WHAT THE TASK ASKS
Your task is to find every line of the data that holds the string "heartbeats" and copy it.

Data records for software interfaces
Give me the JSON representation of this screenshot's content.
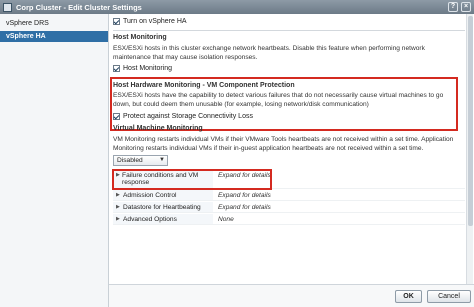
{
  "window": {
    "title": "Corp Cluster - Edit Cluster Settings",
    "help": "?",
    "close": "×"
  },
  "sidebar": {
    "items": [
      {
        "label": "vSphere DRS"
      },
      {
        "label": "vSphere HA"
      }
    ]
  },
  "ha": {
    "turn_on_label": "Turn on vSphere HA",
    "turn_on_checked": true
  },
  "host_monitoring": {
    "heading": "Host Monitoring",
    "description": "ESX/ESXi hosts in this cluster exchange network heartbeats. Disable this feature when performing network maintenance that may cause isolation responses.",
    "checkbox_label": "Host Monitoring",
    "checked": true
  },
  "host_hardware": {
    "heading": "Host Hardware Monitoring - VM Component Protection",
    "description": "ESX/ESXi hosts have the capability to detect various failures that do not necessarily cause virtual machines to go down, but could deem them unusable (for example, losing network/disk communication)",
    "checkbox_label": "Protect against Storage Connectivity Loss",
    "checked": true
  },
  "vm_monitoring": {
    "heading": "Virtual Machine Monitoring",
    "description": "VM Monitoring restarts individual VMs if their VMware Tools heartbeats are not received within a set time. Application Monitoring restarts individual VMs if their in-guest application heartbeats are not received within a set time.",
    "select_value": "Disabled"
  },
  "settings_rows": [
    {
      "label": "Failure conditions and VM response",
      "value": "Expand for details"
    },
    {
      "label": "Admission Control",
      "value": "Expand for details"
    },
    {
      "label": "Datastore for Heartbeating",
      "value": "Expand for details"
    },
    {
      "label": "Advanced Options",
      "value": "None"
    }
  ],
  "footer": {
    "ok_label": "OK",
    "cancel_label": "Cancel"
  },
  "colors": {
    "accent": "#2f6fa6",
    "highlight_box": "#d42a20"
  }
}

EXERCISE OUTPUT
    "description": "ESX/ESXi hosts in this cluster exchange network heartbeats. Disable this feature when performing network maintenance that may cause isolation responses.",
    "description": "VM Monitoring restarts individual VMs if their VMware Tools heartbeats are not received within a set time. Application Monitoring restarts individual VMs if their in-guest application heartbeats are not received within a set time.",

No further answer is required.